Your car’s AC system

So here we are, in the heart of the summer! Everything is green, birds are singing! It’s the time of the year you find out if your AC works or not in your car. There’s nothing worse on the first hot day than pushing that button or set- ting the temp to low, and all you get is warm air… Ugh! Your AC isn’t working. You have a few options. First, it needs to be diagnosed. It could be an electrical issue. It could also be you’re low or out of refrigerant. It could also be operator error (yes it happens). Your car’s AC system is designed to prevent the AC compressor from coming on if the AC charge is low. This protects the components of the system. If the air coming out isn’t cold enough to cool your car down, you may just be low on refrigerant. In my experience, most cars need AC service every four to five years. So here are some solutions. Many of us have seen the little cylinders of refrigerant at the local auto parts store. You can shoot a can of that in your system and it may work! My suggestion is not to take this route. Your AC system is designed for a specific quantity of gas. When it is properly recharged, the system is pulled into a deep vacuum. This removes all the remaining gas, oxygen, and any moisture that may have settled in the system.

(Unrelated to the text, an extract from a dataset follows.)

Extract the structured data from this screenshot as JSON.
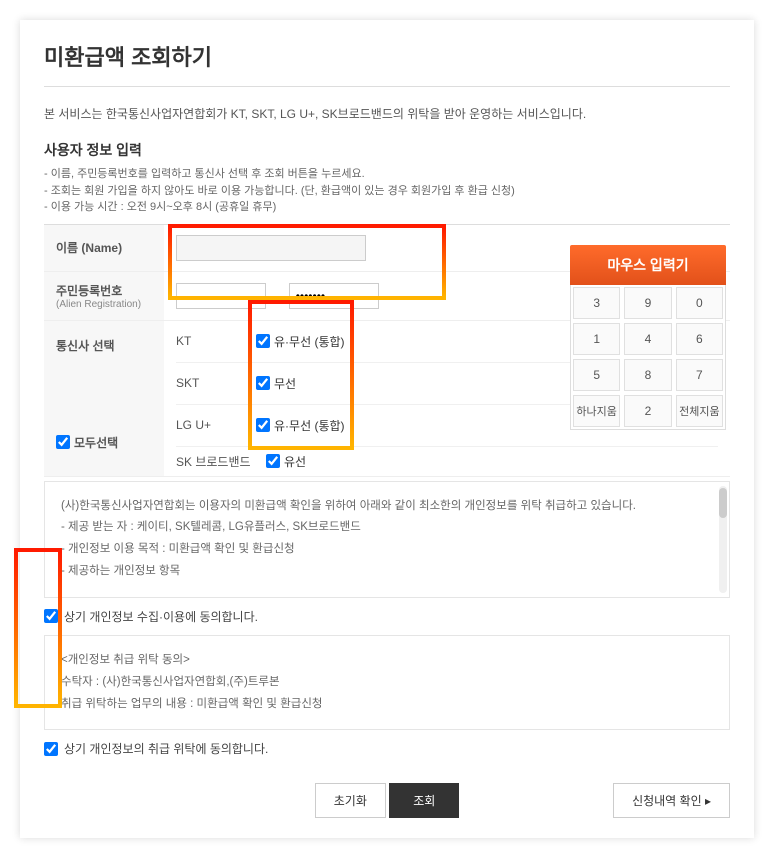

Also, when the system is in a deep vacuum the technician holds it there for a duration to check for leaks. It may be...